Compared with inpatient care, the Hospital at Home program at Johns Hopkins Medicine in Baltimore, Md., saves 19% to 30%.
The program offered by Presbyterian Healthcare Services in Albuquerque, New Mexico, has produced similar results. One analysis showed that spending on patients was 19% lower than on comparable patients in the hospital.
How Does Telehealth Improve Health Care Outcomes?
The quality of telehealth care is as good as in-person care. That's per the American Telemedicine Association (ATA).
But for certain populations and health care specialties, telehealth can improve outcomes.
Intensive Care Patients
ICU patients benefit from telehealth. The ATA reports that those who receive telehealth services have superior outcomes and satisfaction.
Why does telehealth improve intensive care?
A study published in the American Journal of Critical Care explains one reason. Nearly 80% of nurses working in intensive care telemedicine units said telehealth gave them opportunities to provide better patient care.
The nurses described various benefits of tele-intensive care, including:
- The ability to accomplish tasks more quickly
- Increased productivity
- Improved communication
- Improved collaboration
Another study by the Agency for Healthcare Research and Quality (AHRQ) revealed that remote ICU consultations "likely" reduce mortality.
Emergency Care Patients
The AHRQ study also showed that telehealth might improve outcomes for emergency patients.
According to AHRQ's systematic review of studies published between 1996 and 2018:
- Telehealth consultations for specialty care "likely" lessen patient time in the emergency department.
- Heart attack patients "likely" experience lower mortality when they receive emergency telehealth services.
- Telehealth consultations for emergency care reduce transfers, which may improve outcomes and reduce costs.
Patients with Chronic Conditions
Patients with chronic conditions may benefit from telehealth, too.
The U.S. Community Preventive Services Task Force conducted a review of telehealth interventions. It determined that telehealth improves the management of chronic diseases.
It can enhance:
- Adherence to medication
- Clinical outcomes, such as blood pressure control

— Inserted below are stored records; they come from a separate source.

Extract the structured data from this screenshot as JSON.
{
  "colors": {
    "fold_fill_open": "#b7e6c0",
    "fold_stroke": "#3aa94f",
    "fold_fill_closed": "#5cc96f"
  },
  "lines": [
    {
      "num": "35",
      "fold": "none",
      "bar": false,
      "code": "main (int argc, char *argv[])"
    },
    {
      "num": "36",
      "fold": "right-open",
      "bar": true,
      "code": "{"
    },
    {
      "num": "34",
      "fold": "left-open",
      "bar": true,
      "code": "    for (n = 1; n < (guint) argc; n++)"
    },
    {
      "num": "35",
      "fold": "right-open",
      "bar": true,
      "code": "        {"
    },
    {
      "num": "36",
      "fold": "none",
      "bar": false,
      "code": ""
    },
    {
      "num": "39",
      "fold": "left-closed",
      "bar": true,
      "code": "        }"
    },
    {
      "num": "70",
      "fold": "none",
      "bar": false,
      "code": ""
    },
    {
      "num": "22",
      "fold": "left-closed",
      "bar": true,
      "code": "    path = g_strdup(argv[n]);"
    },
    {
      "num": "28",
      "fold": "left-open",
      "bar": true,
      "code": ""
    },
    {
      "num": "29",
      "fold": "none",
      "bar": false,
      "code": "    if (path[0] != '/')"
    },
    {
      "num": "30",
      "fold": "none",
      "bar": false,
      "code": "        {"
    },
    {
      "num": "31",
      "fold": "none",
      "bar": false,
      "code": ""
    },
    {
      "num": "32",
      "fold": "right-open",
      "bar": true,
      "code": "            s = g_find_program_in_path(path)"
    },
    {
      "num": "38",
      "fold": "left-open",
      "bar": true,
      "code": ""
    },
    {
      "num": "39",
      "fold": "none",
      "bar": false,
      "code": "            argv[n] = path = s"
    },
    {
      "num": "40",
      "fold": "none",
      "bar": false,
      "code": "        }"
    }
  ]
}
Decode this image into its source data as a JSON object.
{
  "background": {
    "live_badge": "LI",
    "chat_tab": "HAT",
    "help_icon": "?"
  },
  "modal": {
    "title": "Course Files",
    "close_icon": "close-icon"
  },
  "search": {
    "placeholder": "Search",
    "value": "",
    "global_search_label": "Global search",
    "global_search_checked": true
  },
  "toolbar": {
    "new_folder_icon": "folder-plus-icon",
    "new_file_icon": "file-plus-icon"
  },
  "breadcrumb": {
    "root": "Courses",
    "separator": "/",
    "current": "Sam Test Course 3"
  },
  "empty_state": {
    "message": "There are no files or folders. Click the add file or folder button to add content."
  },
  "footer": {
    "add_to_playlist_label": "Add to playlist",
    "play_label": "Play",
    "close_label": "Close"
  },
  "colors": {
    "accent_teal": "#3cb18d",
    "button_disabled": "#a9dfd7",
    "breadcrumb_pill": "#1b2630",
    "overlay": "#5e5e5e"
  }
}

- Dietary outcomes, such as sodium intake reduction
The most effective telehealth components were text messaging, interactive content and web-based content and apps.
Now the committee has recommended that providers use telehealth to manage some common chronic conditions. These include cardiovascular disease, high blood pressure and diabetes.
What's the Future of Telehealth?
Telehealth has impacted health care by boosting access, lowering costs and improving outcomes. So, it makes sense that patient satisfaction with telehealth is increasing.
In a 2020 study, J.D. Power found overall customer satisfaction with telehealth services is 860 out of 1,000 points. That's one of the highest scores across all health care, insurance and financial services industry studies by J.D. Power.
But there are still barriers to adoption. Over half of the respondents to the J.D. Power survey said telehealth was difficult to use.
The most common barriers they encountered were:
- Limited services
- Confusing technology requirements
- Lack of awareness of cost
- Problems during visits, such as audio issues
Fixing these issues will position telehealth to flourish.
According to McKinsey & Company, U.S. telehealth companies had total annual revenues of $3 billion before the coronavirus pandemic. The firm projects that telehealth could virtualize up to $250 billion of current U.S. health care spending.
Acquire the Educational Foundation for Innovation
Rising telehealth adoption is just one instance of our ever-changing health care landscape. Health care needs providers who can adapt and lead through change.
Texas Woman's University will prepare you to do just that. As one of the nation's top-ranked graduate schools of nursing, Texas Woman's provides a transformational student experience.
Our online FNP program emphasizes patient wellbeing, professional behavior and clinical mastery. As a graduate, you'll be prepared to serve as a forward-thinking, holistic primary care provider.